The book introduces (indeed gently) both untyped and typed lambda calculi and proceeds to obtain formalisations of various portions of mathematics, notably, of course, a formalisation of numbers and arithmetic. The authors present the material quite skillfully in the first couple of chapters. They write in a very inviting, interesting, and intriguing manner so that the reader full of set-theoretic prejudices can easily see the inherent beauty of the lambda calculus and appreciate the different perspective it brings to the concept of function — a concept one might have categorized as trivial. That portion of the book can highly be recommended to anybody who wishes to have a better understanding of what lambda calculus is, and what are some of its basic results. The rest of the book delves much deeper and would be of interest to the more specialized reader.
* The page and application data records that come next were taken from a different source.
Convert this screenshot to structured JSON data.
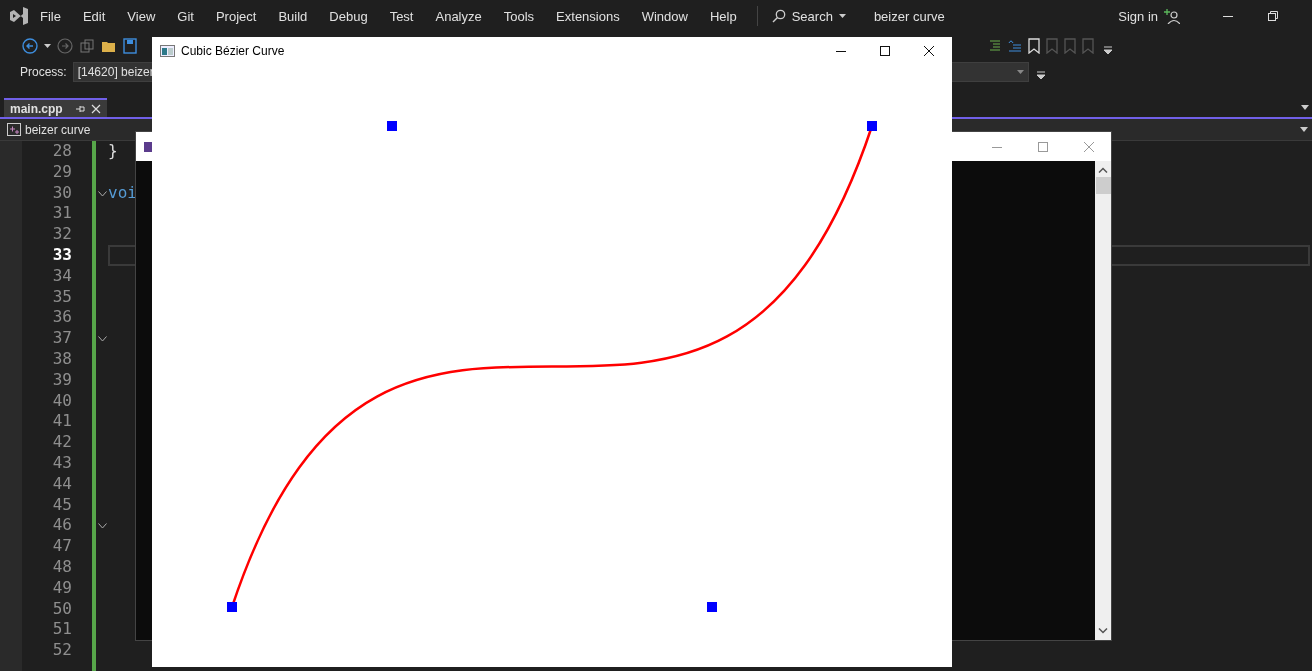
{
  "menu": [
    "File",
    "Edit",
    "View",
    "Git",
    "Project",
    "Build",
    "Debug",
    "Test",
    "Analyze",
    "Tools",
    "Extensions",
    "Window",
    "Help"
  ],
  "search": {
    "label": "Search"
  },
  "solution_name": "beizer curve",
  "sign_in": "Sign in",
  "process": {
    "label": "Process:",
    "value": "[14620] beizer"
  },
  "tabs": [
    {
      "label": "main.cpp",
      "selected": true
    }
  ],
  "navigation": {
    "value": "beizer curve"
  },
  "lines": [
    {
      "number": "28",
      "current": false,
      "foldable": false,
      "code": {
        "text": "}",
        "kind": "plain"
      }
    },
    {
      "number": "29",
      "current": false,
      "foldable": false
    },
    {
      "number": "30",
      "current": false,
      "foldable": true,
      "code": {
        "text": "voi",
        "kind": "keyword"
      }
    },
    {
      "number": "31",
      "current": false,
      "foldable": false
    },
    {
      "number": "32",
      "current": false,
      "foldable": false
    },
    {
      "number": "33",
      "current": true,
      "foldable": false
    },
    {
      "number": "34",
      "current": false,
      "foldable": false
    },
    {
      "number": "35",
      "current": false,
      "foldable": false
    },
    {
      "number": "36",
      "current": false,
      "foldable": false
    },
    {
      "number": "37",
      "current": false,
      "foldable": true
    },
    {
      "number": "38",
      "current": false,
      "foldable": false
    },
    {
      "number": "39",
      "current": false,
      "foldable": false
    },
    {
      "number": "40",
      "current": false,
      "foldable": false
    },
    {
      "number": "41",
      "current": false,
      "foldable": false
    },
    {
      "number": "42",
      "current": false,
      "foldable": false
    },
    {
      "number": "43",
      "current": false,
      "foldable": false
    },
    {
      "number": "44",
      "current": false,
      "foldable": false
    },
    {
      "number": "45",
      "current": false,
      "foldable": false
    },
    {
      "number": "46",
      "current": false,
      "foldable": true
    },
    {
      "number": "47",
      "current": false,
      "foldable": false
    },
    {
      "number": "48",
      "current": false,
      "foldable": false
    },
    {
      "number": "49",
      "current": false,
      "foldable": false
    },
    {
      "number": "50",
      "current": false,
      "foldable": false
    },
    {
      "number": "51",
      "current": false,
      "foldable": false
    },
    {
      "number": "52",
      "current": false,
      "foldable": false
    }
  ],
  "bezier_window": {
    "title": "Cubic Bézier Curve"
  }
}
Ittay Weiss is Lecturer of Mathematics at the School of Computing, Information and Mathematical Sciences of the University of the South Pacific in Suva, Fiji.

Greek alphabet
1. Untyped lambda calculus
2. Simply typed lambda calculus
3. Second order typed lambda calculus
4. Types dependent on types
5. Types dependent on terms
6. The Calculus of Constructions
7. The encoding of logical notions in λC
8. Definitions
9. Extension of λC with definitions
10. Rules and properties of λD
11. Flag-style natural deduction in λD
12. Mathematics in λD: a first attempt
13. Sets and subsets
14. Numbers and arithmetic in λD
15. An elaborated example
16. Further perspectives
Appendix A. Logic in λD
Appendix B. Arithmetical axioms, definitions and lemmas
Appendix C. Two complete example proofs in λD
Appendix D. Derivation rules for λD
Index of names
Index of technical notions
Index of defined constants
Index of subjects.